What to work on: Each line of the listing where the string "JSON" appears is to be identified and copied.

Provided records below:

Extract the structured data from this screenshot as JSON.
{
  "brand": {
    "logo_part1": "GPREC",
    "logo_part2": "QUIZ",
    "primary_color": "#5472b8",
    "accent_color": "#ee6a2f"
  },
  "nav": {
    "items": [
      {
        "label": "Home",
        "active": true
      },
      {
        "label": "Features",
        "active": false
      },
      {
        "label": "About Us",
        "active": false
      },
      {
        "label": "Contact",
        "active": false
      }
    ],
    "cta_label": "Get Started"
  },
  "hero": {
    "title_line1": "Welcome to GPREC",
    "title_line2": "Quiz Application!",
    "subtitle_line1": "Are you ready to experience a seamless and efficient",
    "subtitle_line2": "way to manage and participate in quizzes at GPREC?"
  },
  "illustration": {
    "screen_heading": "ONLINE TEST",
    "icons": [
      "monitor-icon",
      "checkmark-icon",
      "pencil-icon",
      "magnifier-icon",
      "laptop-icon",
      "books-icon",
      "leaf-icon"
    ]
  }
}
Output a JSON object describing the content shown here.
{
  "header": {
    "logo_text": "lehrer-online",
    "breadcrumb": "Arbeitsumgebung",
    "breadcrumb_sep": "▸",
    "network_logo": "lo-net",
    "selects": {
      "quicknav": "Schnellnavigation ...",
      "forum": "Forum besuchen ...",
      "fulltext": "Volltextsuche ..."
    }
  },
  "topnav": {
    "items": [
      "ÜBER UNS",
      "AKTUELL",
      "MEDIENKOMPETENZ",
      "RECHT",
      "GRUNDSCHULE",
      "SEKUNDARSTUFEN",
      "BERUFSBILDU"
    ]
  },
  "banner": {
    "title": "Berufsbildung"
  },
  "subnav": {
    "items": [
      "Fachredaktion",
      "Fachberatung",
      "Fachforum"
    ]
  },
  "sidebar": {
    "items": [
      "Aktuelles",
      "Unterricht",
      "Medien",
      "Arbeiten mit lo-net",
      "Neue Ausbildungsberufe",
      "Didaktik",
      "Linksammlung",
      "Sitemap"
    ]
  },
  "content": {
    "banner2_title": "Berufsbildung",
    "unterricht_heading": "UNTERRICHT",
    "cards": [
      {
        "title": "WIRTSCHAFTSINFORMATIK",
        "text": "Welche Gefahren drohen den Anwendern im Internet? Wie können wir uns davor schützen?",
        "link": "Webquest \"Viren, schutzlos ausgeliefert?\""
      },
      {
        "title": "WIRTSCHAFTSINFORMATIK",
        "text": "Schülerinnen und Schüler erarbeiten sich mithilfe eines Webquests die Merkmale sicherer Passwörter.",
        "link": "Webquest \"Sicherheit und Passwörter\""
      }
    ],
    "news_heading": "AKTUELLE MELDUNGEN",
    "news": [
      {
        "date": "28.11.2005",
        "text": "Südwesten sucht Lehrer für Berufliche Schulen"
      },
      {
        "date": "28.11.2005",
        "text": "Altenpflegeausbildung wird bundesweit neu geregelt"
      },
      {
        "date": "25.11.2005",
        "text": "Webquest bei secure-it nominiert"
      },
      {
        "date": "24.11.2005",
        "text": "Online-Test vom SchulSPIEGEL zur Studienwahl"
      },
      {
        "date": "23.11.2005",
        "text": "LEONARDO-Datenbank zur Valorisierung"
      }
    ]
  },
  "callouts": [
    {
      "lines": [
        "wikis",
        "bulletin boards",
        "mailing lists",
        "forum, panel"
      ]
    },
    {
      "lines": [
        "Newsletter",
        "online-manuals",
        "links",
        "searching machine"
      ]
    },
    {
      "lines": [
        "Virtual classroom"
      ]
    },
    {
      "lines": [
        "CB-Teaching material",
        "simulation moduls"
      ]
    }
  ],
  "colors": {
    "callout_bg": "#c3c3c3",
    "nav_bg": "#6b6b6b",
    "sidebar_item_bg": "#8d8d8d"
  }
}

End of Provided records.

Answer section:
Extract the structured data from this screenshot as JSON.
Output a JSON object describing the content shown here.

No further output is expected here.